Exercise: Below are records; please give the number of their lines that contain the string "username", and only that number.
(Input material begins)
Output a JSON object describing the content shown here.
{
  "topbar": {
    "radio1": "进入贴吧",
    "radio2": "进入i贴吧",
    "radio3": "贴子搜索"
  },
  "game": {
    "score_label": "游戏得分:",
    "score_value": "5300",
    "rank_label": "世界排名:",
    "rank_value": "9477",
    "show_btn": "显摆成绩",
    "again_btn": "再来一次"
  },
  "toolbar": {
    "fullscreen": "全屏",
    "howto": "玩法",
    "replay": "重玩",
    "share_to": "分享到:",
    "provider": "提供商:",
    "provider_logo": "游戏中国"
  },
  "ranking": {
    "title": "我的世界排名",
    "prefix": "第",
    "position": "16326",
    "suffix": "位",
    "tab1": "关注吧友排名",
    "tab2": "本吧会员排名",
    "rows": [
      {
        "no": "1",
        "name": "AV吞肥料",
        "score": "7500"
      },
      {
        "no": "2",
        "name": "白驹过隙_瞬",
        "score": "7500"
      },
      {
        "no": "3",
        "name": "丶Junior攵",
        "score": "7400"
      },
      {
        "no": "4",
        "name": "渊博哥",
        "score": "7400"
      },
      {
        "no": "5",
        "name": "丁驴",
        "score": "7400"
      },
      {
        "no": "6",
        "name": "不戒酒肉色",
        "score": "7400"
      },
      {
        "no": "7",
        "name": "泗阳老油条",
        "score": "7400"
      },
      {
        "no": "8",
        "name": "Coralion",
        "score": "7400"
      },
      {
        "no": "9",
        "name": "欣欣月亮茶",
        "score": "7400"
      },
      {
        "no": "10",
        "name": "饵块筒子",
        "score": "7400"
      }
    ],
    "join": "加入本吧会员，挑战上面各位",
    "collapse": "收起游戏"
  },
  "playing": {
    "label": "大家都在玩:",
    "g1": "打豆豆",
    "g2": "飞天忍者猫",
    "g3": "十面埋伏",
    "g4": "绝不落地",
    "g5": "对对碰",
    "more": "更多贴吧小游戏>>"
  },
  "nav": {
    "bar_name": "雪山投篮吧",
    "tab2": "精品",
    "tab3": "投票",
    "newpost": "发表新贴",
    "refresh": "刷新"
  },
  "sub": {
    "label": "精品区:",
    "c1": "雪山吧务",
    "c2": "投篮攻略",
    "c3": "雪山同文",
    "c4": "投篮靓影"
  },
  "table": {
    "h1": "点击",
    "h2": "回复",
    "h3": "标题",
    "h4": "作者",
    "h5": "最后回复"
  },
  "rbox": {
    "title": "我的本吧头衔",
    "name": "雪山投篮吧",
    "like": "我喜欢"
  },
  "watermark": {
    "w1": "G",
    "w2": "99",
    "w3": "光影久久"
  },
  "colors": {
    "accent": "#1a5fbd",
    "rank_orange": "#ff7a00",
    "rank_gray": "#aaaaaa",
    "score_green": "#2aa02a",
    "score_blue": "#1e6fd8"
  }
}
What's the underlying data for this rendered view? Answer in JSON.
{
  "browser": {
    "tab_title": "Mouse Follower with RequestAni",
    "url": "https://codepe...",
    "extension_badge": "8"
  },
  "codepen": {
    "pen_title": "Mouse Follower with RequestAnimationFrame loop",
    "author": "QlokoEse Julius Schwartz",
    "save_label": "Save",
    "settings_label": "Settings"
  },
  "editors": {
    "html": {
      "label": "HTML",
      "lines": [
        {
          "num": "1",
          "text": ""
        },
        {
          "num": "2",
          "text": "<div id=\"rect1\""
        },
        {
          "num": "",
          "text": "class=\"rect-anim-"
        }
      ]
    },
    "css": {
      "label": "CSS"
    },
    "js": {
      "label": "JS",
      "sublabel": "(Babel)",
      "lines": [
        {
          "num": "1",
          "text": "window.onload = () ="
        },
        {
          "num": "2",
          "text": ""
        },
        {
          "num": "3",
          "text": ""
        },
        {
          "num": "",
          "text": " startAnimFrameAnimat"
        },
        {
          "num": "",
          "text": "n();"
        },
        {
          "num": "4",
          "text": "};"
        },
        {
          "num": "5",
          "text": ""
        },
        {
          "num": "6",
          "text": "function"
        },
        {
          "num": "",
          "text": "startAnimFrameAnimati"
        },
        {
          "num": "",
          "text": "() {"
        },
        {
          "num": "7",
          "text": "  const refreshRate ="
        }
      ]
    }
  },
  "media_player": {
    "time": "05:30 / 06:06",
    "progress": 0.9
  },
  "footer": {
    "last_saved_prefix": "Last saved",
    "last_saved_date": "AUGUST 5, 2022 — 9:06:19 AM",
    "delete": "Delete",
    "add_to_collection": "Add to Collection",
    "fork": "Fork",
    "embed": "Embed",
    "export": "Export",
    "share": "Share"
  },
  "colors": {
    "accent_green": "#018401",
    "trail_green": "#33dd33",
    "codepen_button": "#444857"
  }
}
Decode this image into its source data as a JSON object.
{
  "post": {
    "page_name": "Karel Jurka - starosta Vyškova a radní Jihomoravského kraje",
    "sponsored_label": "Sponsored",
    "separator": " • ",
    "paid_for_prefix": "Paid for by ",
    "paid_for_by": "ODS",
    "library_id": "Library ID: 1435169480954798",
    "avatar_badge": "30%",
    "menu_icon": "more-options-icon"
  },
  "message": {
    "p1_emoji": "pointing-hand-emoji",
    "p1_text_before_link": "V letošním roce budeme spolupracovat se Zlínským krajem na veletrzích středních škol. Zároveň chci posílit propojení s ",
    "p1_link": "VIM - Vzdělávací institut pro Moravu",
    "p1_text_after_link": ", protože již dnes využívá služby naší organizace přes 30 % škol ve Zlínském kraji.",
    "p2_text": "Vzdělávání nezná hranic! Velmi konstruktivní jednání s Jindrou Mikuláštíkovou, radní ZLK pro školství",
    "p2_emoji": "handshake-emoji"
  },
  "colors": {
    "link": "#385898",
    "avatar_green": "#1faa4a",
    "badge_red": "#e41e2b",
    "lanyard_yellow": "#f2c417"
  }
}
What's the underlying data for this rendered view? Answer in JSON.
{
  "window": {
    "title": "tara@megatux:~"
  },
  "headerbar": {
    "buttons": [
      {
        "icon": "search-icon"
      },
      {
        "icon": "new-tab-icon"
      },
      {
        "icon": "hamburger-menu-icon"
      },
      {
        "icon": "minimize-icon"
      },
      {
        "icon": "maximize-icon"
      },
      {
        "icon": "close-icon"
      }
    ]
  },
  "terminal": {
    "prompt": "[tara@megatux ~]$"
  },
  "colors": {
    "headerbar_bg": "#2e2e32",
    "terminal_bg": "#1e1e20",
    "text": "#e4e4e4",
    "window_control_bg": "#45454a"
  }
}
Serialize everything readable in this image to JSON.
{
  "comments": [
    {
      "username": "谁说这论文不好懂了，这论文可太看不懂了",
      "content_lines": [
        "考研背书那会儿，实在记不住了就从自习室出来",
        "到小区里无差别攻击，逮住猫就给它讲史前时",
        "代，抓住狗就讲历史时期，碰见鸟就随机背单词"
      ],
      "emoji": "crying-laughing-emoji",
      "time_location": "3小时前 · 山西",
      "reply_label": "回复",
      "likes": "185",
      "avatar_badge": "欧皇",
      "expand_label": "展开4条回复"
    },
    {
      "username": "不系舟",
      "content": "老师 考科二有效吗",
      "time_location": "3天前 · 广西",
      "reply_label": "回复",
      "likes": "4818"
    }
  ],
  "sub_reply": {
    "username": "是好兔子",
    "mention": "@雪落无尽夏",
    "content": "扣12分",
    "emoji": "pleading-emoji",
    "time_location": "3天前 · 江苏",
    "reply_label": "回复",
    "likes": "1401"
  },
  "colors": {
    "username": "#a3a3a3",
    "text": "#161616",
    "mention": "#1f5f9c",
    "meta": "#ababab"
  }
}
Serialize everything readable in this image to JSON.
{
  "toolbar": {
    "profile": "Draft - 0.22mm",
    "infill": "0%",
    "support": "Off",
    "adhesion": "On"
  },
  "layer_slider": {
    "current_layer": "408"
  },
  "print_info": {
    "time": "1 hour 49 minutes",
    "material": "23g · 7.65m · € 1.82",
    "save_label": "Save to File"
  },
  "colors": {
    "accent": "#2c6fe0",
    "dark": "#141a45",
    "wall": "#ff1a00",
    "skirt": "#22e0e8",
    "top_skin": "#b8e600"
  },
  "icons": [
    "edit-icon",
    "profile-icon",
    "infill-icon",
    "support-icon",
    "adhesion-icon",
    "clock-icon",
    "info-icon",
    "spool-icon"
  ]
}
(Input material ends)
Written answer: 4